internal laryngeal nerve (vagus, anatomy)
The internal laryngeal nerve is a branch of the vagus nerve. It forms from the division of the superior laryngeal nerve into external and internal laryngeal branches at the level of the hyoid bone.
The internal laryngeal nerve descends within the carotid sheath posterior to the internal carotid artery and then passes anteromedially at the level of thyrohyoid membrane. It pierces the thyrohyoid membrane to emerge within the laryngeal part of the pharynx in the piriform recess. From the piriform recess, the nerve fibres distribute as, according to their type:
- somatic sensory fibres from the mucosae of:
- larynx above the vocal cords
- special visceral sensory fibres that carry the sensation of taste from the region of the valleculae
The somatic sensory fibres have their cell bodies in the inferior vagal ganglion and synapse with the sensory nucleus of the trigeminal nerve within the medulla.

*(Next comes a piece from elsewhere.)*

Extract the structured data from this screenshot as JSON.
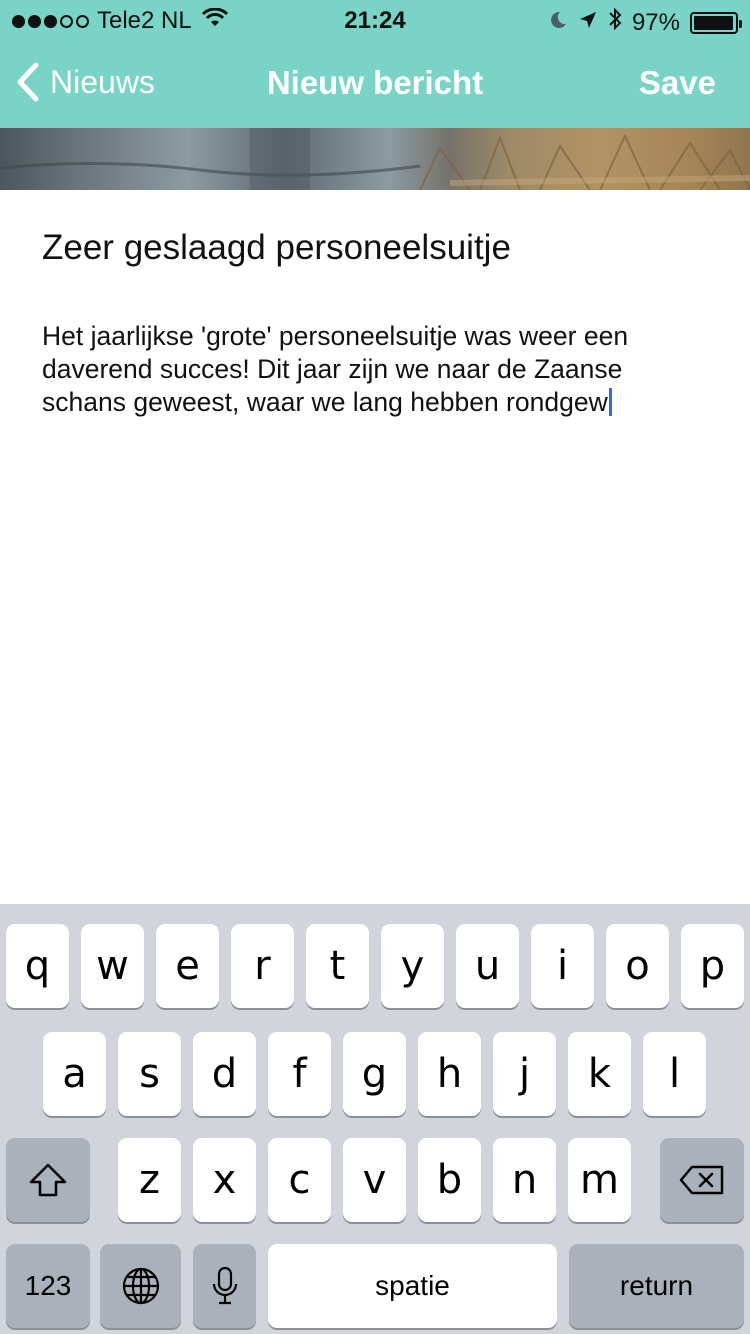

The special visceral sensory fibres have their cell bodies in the inferior vagal ganglion and synapse in the nucleus of tractus solitarius.
Last reviewed 01/2018